__INSTRUCTIONS FOR THE TASK__.
Set the entries below down again, please. Match them exactly.

====

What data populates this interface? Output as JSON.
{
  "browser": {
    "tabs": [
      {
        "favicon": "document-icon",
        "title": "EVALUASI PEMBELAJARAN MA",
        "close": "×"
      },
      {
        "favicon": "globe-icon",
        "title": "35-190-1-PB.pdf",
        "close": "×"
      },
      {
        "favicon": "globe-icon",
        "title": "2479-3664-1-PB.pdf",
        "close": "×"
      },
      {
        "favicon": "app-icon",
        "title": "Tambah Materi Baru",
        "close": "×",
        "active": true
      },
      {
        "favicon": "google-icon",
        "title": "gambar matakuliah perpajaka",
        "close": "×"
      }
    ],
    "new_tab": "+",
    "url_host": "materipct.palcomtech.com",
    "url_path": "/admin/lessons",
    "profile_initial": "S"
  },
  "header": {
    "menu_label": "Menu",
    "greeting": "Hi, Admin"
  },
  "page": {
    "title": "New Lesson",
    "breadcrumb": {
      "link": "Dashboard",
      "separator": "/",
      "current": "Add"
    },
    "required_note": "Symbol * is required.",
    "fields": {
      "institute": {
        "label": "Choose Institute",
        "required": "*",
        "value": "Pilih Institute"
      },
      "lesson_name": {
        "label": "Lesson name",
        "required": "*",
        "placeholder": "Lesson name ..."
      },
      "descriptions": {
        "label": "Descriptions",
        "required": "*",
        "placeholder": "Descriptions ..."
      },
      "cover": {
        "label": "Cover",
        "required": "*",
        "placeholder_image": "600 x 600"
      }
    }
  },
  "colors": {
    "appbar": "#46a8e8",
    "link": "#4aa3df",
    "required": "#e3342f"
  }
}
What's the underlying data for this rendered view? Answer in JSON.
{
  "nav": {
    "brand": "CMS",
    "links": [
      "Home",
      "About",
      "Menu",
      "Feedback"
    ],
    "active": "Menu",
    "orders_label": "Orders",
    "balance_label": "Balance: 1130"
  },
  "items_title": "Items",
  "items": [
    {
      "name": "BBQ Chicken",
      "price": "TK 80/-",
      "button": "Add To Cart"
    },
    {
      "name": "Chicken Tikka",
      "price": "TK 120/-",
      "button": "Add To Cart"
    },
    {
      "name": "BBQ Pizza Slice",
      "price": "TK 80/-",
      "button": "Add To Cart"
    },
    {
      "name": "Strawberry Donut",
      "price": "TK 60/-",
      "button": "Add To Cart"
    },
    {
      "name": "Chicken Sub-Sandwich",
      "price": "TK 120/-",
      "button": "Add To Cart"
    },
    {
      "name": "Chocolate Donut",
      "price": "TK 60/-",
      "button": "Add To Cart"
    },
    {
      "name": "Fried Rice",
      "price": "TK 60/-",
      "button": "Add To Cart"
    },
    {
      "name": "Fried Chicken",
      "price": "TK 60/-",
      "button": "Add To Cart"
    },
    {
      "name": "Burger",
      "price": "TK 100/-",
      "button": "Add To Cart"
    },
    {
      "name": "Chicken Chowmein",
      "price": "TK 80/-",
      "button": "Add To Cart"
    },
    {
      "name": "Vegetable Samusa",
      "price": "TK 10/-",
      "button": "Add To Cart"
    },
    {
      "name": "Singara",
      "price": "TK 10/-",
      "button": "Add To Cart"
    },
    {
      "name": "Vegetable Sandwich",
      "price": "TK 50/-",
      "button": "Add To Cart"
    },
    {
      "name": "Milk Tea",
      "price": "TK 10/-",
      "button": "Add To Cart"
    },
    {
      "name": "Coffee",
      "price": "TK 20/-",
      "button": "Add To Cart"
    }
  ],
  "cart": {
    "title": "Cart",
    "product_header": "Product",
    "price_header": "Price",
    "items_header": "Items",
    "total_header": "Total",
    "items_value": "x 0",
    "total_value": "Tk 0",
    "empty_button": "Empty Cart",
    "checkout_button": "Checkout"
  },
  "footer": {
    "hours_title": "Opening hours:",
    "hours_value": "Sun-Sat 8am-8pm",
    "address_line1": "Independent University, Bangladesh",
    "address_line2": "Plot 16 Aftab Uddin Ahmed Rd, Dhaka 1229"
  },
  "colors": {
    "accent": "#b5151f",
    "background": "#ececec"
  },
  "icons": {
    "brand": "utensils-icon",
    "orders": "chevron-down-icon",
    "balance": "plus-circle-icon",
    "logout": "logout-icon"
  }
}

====

__REPLY TO THE TASK__.
What data populates this interface? Output as JSON.
{
  "browser": {
    "tabs": [
      {
        "favicon": "document-icon",
        "title": "EVALUASI PEMBELAJARAN MA",
        "close": "×"
      },
      {
        "favicon": "globe-icon",
        "title": "35-190-1-PB.pdf",
        "close": "×"
      },
      {
        "favicon": "globe-icon",
        "title": "2479-3664-1-PB.pdf",
        "close": "×"
      },
      {
        "favicon": "app-icon",
        "title": "Tambah Materi Baru",
        "close": "×",
        "active": true
      },
      {
        "favicon": "google-icon",
        "title": "gambar matakuliah perpajaka",
        "close": "×"
      }
    ],
    "new_tab": "+",
    "url_host": "materipct.palcomtech.com",
    "url_path": "/admin/lessons",
    "profile_initial": "S"
  },
  "header": {
    "menu_label": "Menu",
    "greeting": "Hi, Admin"
  },
  "page": {
    "title": "New Lesson",
    "breadcrumb": {
      "link": "Dashboard",
      "separator": "/",
      "current": "Add"
    },
    "required_note": "Symbol * is required.",
    "fields": {
      "institute": {
        "label": "Choose Institute",
        "required": "*",
        "value": "Pilih Institute"
      },
      "lesson_name": {
        "label": "Lesson name",
        "required": "*",
        "placeholder": "Lesson name ..."
      },
      "descriptions": {
        "label": "Descriptions",
        "required": "*",
        "placeholder": "Descriptions ..."
      },
      "cover": {
        "label": "Cover",
        "required": "*",
        "placeholder_image": "600 x 600"
      }
    }
  },
  "colors": {
    "appbar": "#46a8e8",
    "link": "#4aa3df",
    "required": "#e3342f"
  }
}
What's the underlying data for this rendered view? Answer in JSON.
{
  "nav": {
    "brand": "CMS",
    "links": [
      "Home",
      "About",
      "Menu",
      "Feedback"
    ],
    "active": "Menu",
    "orders_label": "Orders",
    "balance_label": "Balance: 1130"
  },
  "items_title": "Items",
  "items": [
    {
      "name": "BBQ Chicken",
      "price": "TK 80/-",
      "button": "Add To Cart"
    },
    {
      "name": "Chicken Tikka",
      "price": "TK 120/-",
      "button": "Add To Cart"
    },
    {
      "name": "BBQ Pizza Slice",
      "price": "TK 80/-",
      "button": "Add To Cart"
    },
    {
      "name": "Strawberry Donut",
      "price": "TK 60/-",
      "button": "Add To Cart"
    },
    {
      "name": "Chicken Sub-Sandwich",
      "price": "TK 120/-",
      "button": "Add To Cart"
    },
    {
      "name": "Chocolate Donut",
      "price": "TK 60/-",
      "button": "Add To Cart"
    },
    {
      "name": "Fried Rice",
      "price": "TK 60/-",
      "button": "Add To Cart"
    },
    {
      "name": "Fried Chicken",
      "price": "TK 60/-",
      "button": "Add To Cart"
    },
    {
      "name": "Burger",
      "price": "TK 100/-",
      "button": "Add To Cart"
    },
    {
      "name": "Chicken Chowmein",
      "price": "TK 80/-",
      "button": "Add To Cart"
    },
    {
      "name": "Vegetable Samusa",
      "price": "TK 10/-",
      "button": "Add To Cart"
    },
    {
      "name": "Singara",
      "price": "TK 10/-",
      "button": "Add To Cart"
    },
    {
      "name": "Vegetable Sandwich",
      "price": "TK 50/-",
      "button": "Add To Cart"
    },
    {
      "name": "Milk Tea",
      "price": "TK 10/-",
      "button": "Add To Cart"
    },
    {
      "name": "Coffee",
      "price": "TK 20/-",
      "button": "Add To Cart"
    }
  ],
  "cart": {
    "title": "Cart",
    "product_header": "Product",
    "price_header": "Price",
    "items_header": "Items",
    "total_header": "Total",
    "items_value": "x 0",
    "total_value": "Tk 0",
    "empty_button": "Empty Cart",
    "checkout_button": "Checkout"
  },
  "footer": {
    "hours_title": "Opening hours:",
    "hours_value": "Sun-Sat 8am-8pm",
    "address_line1": "Independent University, Bangladesh",
    "address_line2": "Plot 16 Aftab Uddin Ahmed Rd, Dhaka 1229"
  },
  "colors": {
    "accent": "#b5151f",
    "background": "#ececec"
  },
  "icons": {
    "brand": "utensils-icon",
    "orders": "chevron-down-icon",
    "balance": "plus-circle-icon",
    "logout": "logout-icon"
  }
}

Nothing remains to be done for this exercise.